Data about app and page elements
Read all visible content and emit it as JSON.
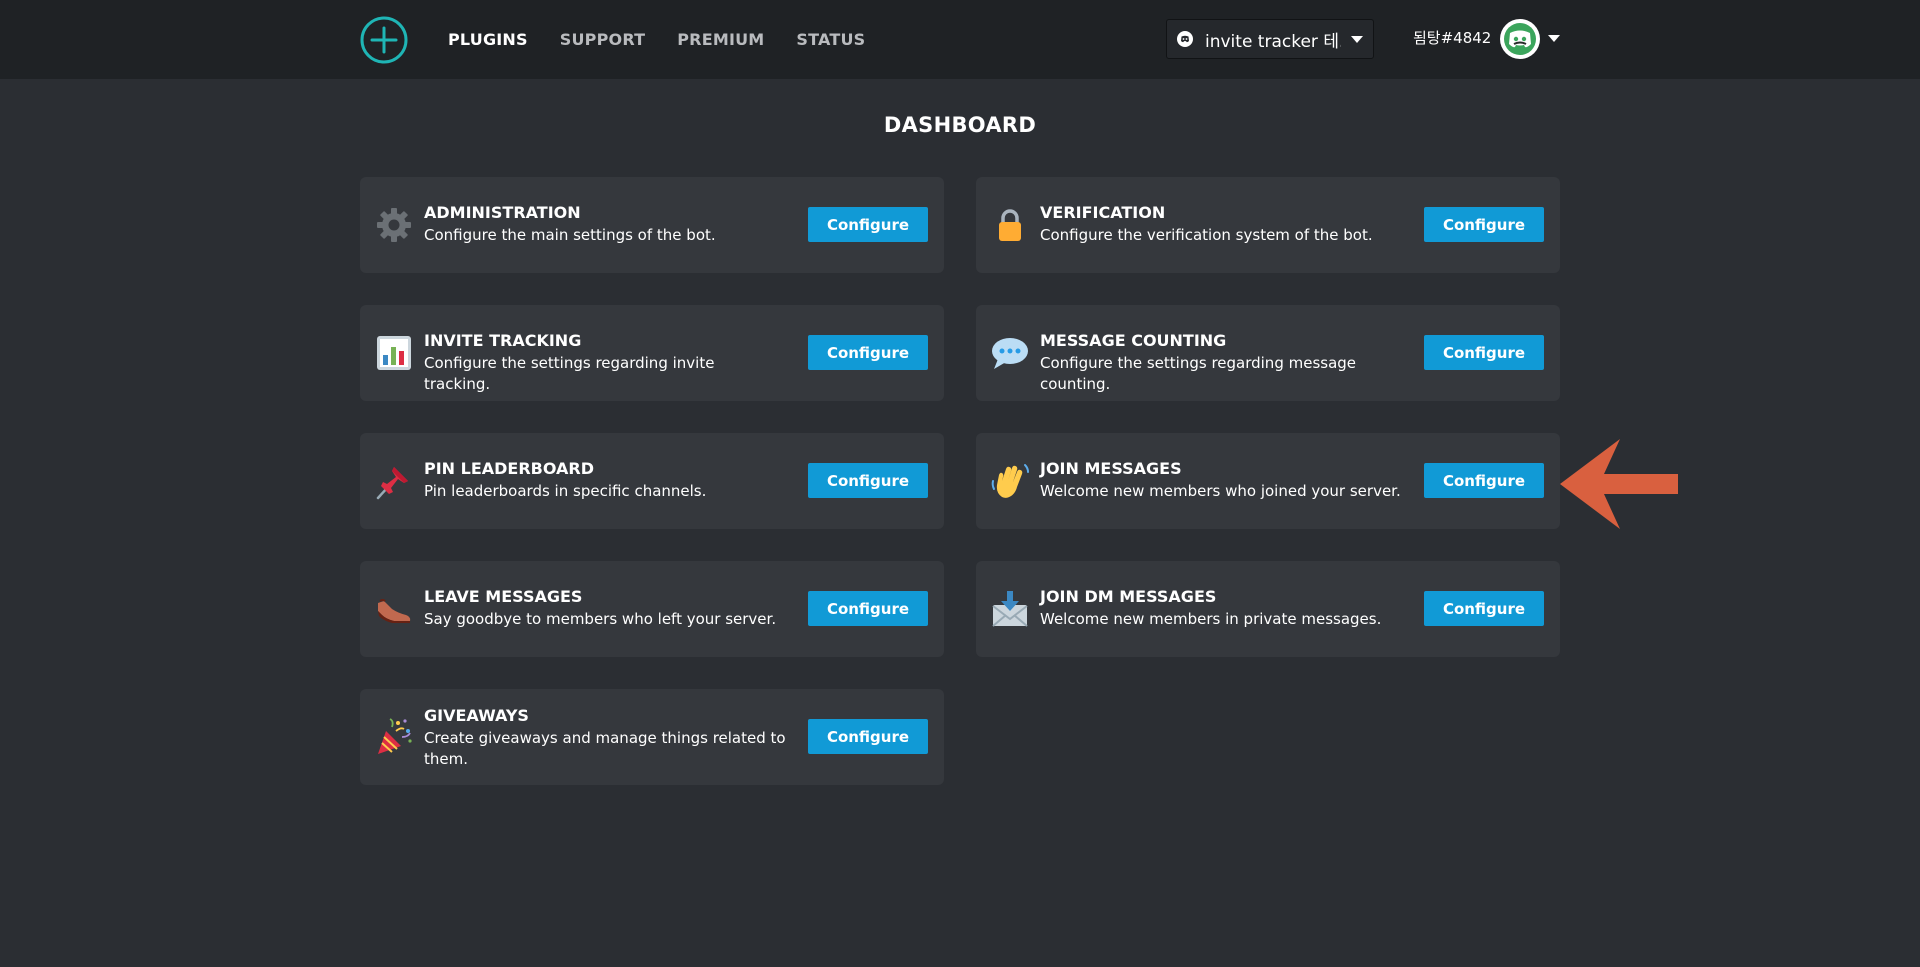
{
  "header": {
    "nav": [
      "PLUGINS",
      "SUPPORT",
      "PREMIUM",
      "STATUS"
    ],
    "active_nav": "PLUGINS",
    "server_selector": {
      "value": "invite tracker 테..."
    },
    "user": {
      "name": "됨탕#4842"
    }
  },
  "main": {
    "title": "DASHBOARD",
    "configure_label": "Configure",
    "plugins": [
      {
        "title": "ADMINISTRATION",
        "description": "Configure the main settings of the bot.",
        "icon": "gear-icon"
      },
      {
        "title": "VERIFICATION",
        "description": "Configure the verification system of the bot.",
        "icon": "lock-icon"
      },
      {
        "title": "INVITE TRACKING",
        "description": "Configure the settings regarding invite tracking.",
        "icon": "bar-chart-icon"
      },
      {
        "title": "MESSAGE COUNTING",
        "description": "Configure the settings regarding message counting.",
        "icon": "speech-bubble-icon"
      },
      {
        "title": "PIN LEADERBOARD",
        "description": "Pin leaderboards in specific channels.",
        "icon": "pushpin-icon"
      },
      {
        "title": "JOIN MESSAGES",
        "description": "Welcome new members who joined your server.",
        "icon": "waving-hand-icon"
      },
      {
        "title": "LEAVE MESSAGES",
        "description": "Say goodbye to members who left your server.",
        "icon": "shoe-icon"
      },
      {
        "title": "JOIN DM MESSAGES",
        "description": "Welcome new members in private messages.",
        "icon": "incoming-envelope-icon"
      },
      {
        "title": "GIVEAWAYS",
        "description": "Create giveaways and manage things related to them.",
        "icon": "party-popper-icon"
      }
    ]
  },
  "colors": {
    "accent": "#119ad6",
    "logo": "#1fb5b5",
    "arrow": "#d9603f",
    "background": "#2b2e33",
    "navbar": "#1f2225",
    "card": "#35383d"
  }
}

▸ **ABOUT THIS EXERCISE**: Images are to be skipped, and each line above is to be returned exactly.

▸ **COMPLETED EXERCISE**:
Read all visible content and emit it as JSON.
{
  "header": {
    "nav": [
      "PLUGINS",
      "SUPPORT",
      "PREMIUM",
      "STATUS"
    ],
    "active_nav": "PLUGINS",
    "server_selector": {
      "value": "invite tracker 테..."
    },
    "user": {
      "name": "됨탕#4842"
    }
  },
  "main": {
    "title": "DASHBOARD",
    "configure_label": "Configure",
    "plugins": [
      {
        "title": "ADMINISTRATION",
        "description": "Configure the main settings of the bot.",
        "icon": "gear-icon"
      },
      {
        "title": "VERIFICATION",
        "description": "Configure the verification system of the bot.",
        "icon": "lock-icon"
      },
      {
        "title": "INVITE TRACKING",
        "description": "Configure the settings regarding invite tracking.",
        "icon": "bar-chart-icon"
      },
      {
        "title": "MESSAGE COUNTING",
        "description": "Configure the settings regarding message counting.",
        "icon": "speech-bubble-icon"
      },
      {
        "title": "PIN LEADERBOARD",
        "description": "Pin leaderboards in specific channels.",
        "icon": "pushpin-icon"
      },
      {
        "title": "JOIN MESSAGES",
        "description": "Welcome new members who joined your server.",
        "icon": "waving-hand-icon"
      },
      {
        "title": "LEAVE MESSAGES",
        "description": "Say goodbye to members who left your server.",
        "icon": "shoe-icon"
      },
      {
        "title": "JOIN DM MESSAGES",
        "description": "Welcome new members in private messages.",
        "icon": "incoming-envelope-icon"
      },
      {
        "title": "GIVEAWAYS",
        "description": "Create giveaways and manage things related to them.",
        "icon": "party-popper-icon"
      }
    ]
  },
  "colors": {
    "accent": "#119ad6",
    "logo": "#1fb5b5",
    "arrow": "#d9603f",
    "background": "#2b2e33",
    "navbar": "#1f2225",
    "card": "#35383d"
  }
}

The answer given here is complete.